*What you will do*. In the material below, some lines carry "count". Copy each such line.

*Data for processing*.
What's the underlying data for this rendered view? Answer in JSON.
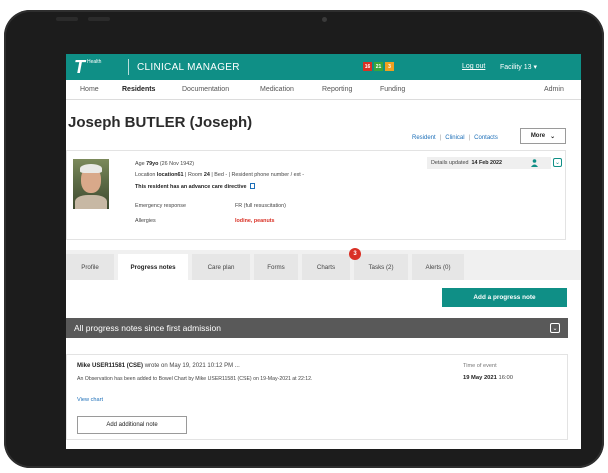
{
  "header": {
    "logo_letter": "T",
    "logo_sub": "Health",
    "app_title": "CLINICAL MANAGER",
    "status_boxes": [
      {
        "label": "16",
        "color": "#d93025"
      },
      {
        "label": "21",
        "color": "#3aa53a"
      },
      {
        "label": "3",
        "color": "#f0a020"
      }
    ],
    "logout": "Log out",
    "facility": "Facility 13"
  },
  "nav": {
    "items": [
      "Home",
      "Residents",
      "Documentation",
      "Medication",
      "Reporting",
      "Funding"
    ],
    "active": "Residents",
    "admin": "Admin"
  },
  "resident": {
    "name": "Joseph BUTLER (Joseph)",
    "links": [
      "Resident",
      "Clinical",
      "Contacts"
    ],
    "more": "More",
    "age_label": "Age",
    "age": "79yo",
    "dob": "(26 Nov 1942)",
    "location_label": "Location",
    "location": "location61",
    "room_label": "Room",
    "room": "24",
    "bed_text": "| Bed - | Resident phone number / ext -",
    "directive": "This resident has an advance care directive",
    "emergency_label": "Emergency response",
    "emergency_value": "FR (full resuscitation)",
    "allergies_label": "Allergies",
    "allergies_value": "Iodine, peanuts",
    "details_label": "Details updated",
    "details_date": "14 Feb 2022"
  },
  "tabs": [
    {
      "label": "Profile"
    },
    {
      "label": "Progress notes"
    },
    {
      "label": "Care plan"
    },
    {
      "label": "Forms"
    },
    {
      "label": "Charts"
    },
    {
      "label": "Tasks (2)"
    },
    {
      "label": "Alerts (0)"
    }
  ],
  "tasks_badge": "3",
  "add_progress_note": "Add a progress note",
  "section_title": "All progress notes since first admission",
  "note": {
    "author": "Mike USER11581 (CSE)",
    "wrote": "wrote on May 19, 2021 10:12 PM ...",
    "text": "An Observation has been added to Bowel Chart by Mike USER11581 (CSE) on 19-May-2021 at 22:12.",
    "view_chart": "View chart",
    "time_label": "Time of event",
    "time_date": "19 May 2021",
    "time_clock": "16:00",
    "add_additional": "Add additional note"
  },
  "colors": {
    "brand": "#0f8f86",
    "alert": "#d93025",
    "link": "#1d6fb8",
    "section": "#595959"
  }
}
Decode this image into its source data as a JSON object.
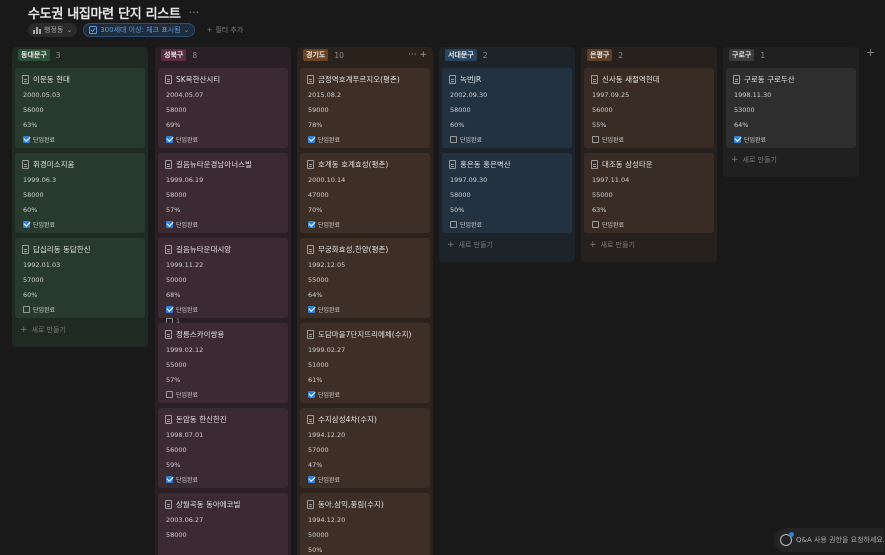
{
  "page": {
    "title": "수도권 내집마련 단지 리스트",
    "more": "···",
    "board_add": "+"
  },
  "toolbar": {
    "group_label": "행정동",
    "filter_label": "300세대 이상: 체크 표시됨",
    "add_filter_label": "필터 추가"
  },
  "columns": [
    {
      "name": "동대문구",
      "count": "3",
      "tag_color": "#2b5035",
      "bg": "#1f2a22",
      "card_bg": "#283a2d",
      "cards": [
        {
          "title": "이문동 현대",
          "date": "2000.05.03",
          "price": "56000",
          "ratio": "63%",
          "checked": true,
          "check_label": "단임완료"
        },
        {
          "title": "휘경미소지움",
          "date": "1999.06.3",
          "price": "58000",
          "ratio": "60%",
          "checked": true,
          "check_label": "단임완료"
        },
        {
          "title": "답십리동 동답한신",
          "date": "1992.01.03",
          "price": "57000",
          "ratio": "60%",
          "checked": false,
          "check_label": "단임완료"
        }
      ],
      "new_label": "새로 만들기"
    },
    {
      "name": "성북구",
      "count": "8",
      "tag_color": "#5a2e3e",
      "bg": "#2a1f24",
      "card_bg": "#3b2a32",
      "cards": [
        {
          "title": "SK북한산시티",
          "date": "2004.05.07",
          "price": "58000",
          "ratio": "69%",
          "checked": true,
          "check_label": "단임완료"
        },
        {
          "title": "길음뉴타운경남아너스빌",
          "date": "1999.06.19",
          "price": "58000",
          "ratio": "57%",
          "checked": true,
          "check_label": "단임완료"
        },
        {
          "title": "길음뉴타운대시앙",
          "date": "1999.11.22",
          "price": "50000",
          "ratio": "68%",
          "checked": true,
          "check_label": "단임완료",
          "comments": "1"
        },
        {
          "title": "정릉스카이쌍용",
          "date": "1999.02.12",
          "price": "55000",
          "ratio": "57%",
          "checked": false,
          "check_label": "단임완료"
        },
        {
          "title": "돈암동 한신한진",
          "date": "1998.07.01",
          "price": "56000",
          "ratio": "59%",
          "checked": true,
          "check_label": "단임완료"
        },
        {
          "title": "상월곡동 동아에코빌",
          "date": "2003.06.27",
          "price": "58000",
          "ratio": "",
          "checked": false,
          "check_label": ""
        }
      ]
    },
    {
      "name": "경기도",
      "count": "10",
      "tag_color": "#6b4325",
      "bg": "#2b221c",
      "card_bg": "#3d2f26",
      "actions": "··· +",
      "cards": [
        {
          "title": "금정역호계푸르지오(평촌)",
          "date": "2015.08.2",
          "price": "59000",
          "ratio": "78%",
          "checked": true,
          "check_label": "단임완료"
        },
        {
          "title": "호계동 호계효성(평촌)",
          "date": "2000.10.14",
          "price": "47000",
          "ratio": "70%",
          "checked": true,
          "check_label": "단임완료"
        },
        {
          "title": "무궁화효성,한양(평촌)",
          "date": "1992.12.05",
          "price": "55000",
          "ratio": "64%",
          "checked": true,
          "check_label": "단임완료"
        },
        {
          "title": "도담마을7단지뜨리에체(수지)",
          "date": "1999.02.27",
          "price": "51000",
          "ratio": "61%",
          "checked": true,
          "check_label": "단임완료"
        },
        {
          "title": "수지삼성4차(수지)",
          "date": "1994.12.20",
          "price": "57000",
          "ratio": "47%",
          "checked": true,
          "check_label": "단임완료"
        },
        {
          "title": "동아,삼익,풍림(수지)",
          "date": "1994.12.20",
          "price": "50000",
          "ratio": "50%",
          "checked": false,
          "check_label": ""
        }
      ]
    },
    {
      "name": "서대문구",
      "count": "2",
      "tag_color": "#27455f",
      "bg": "#1c2329",
      "card_bg": "#233240",
      "cards": [
        {
          "title": "녹번JR",
          "date": "2002.09.30",
          "price": "58000",
          "ratio": "60%",
          "checked": false,
          "check_label": "단임완료"
        },
        {
          "title": "홍은동 홍은벽산",
          "date": "1997.09.30",
          "price": "58000",
          "ratio": "50%",
          "checked": false,
          "check_label": "단임완료"
        }
      ],
      "new_label": "새로 만들기"
    },
    {
      "name": "은평구",
      "count": "2",
      "tag_color": "#5e3f28",
      "bg": "#26211d",
      "card_bg": "#382c24",
      "cards": [
        {
          "title": "신사동 새절역현대",
          "date": "1997.09.25",
          "price": "56000",
          "ratio": "55%",
          "checked": false,
          "check_label": "단임완료"
        },
        {
          "title": "대조동 삼성타운",
          "date": "1997.11.04",
          "price": "55000",
          "ratio": "63%",
          "checked": false,
          "check_label": "단임완료"
        }
      ],
      "new_label": "새로 만들기"
    },
    {
      "name": "구로구",
      "count": "1",
      "tag_color": "#3c3c3c",
      "bg": "#202020",
      "card_bg": "#2e2e2e",
      "cards": [
        {
          "title": "구로동 구로두산",
          "date": "1998.11.30",
          "price": "53000",
          "ratio": "64%",
          "checked": true,
          "check_label": "단임완료"
        }
      ],
      "new_label": "새로 만들기"
    }
  ],
  "qa": {
    "label": "Q&A 사용 권한을 요청하세요."
  }
}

*Output below*.
      "count": "3",
      "count": "8",
      "count": "10",
      "count": "2",
      "count": "2",
      "count": "1",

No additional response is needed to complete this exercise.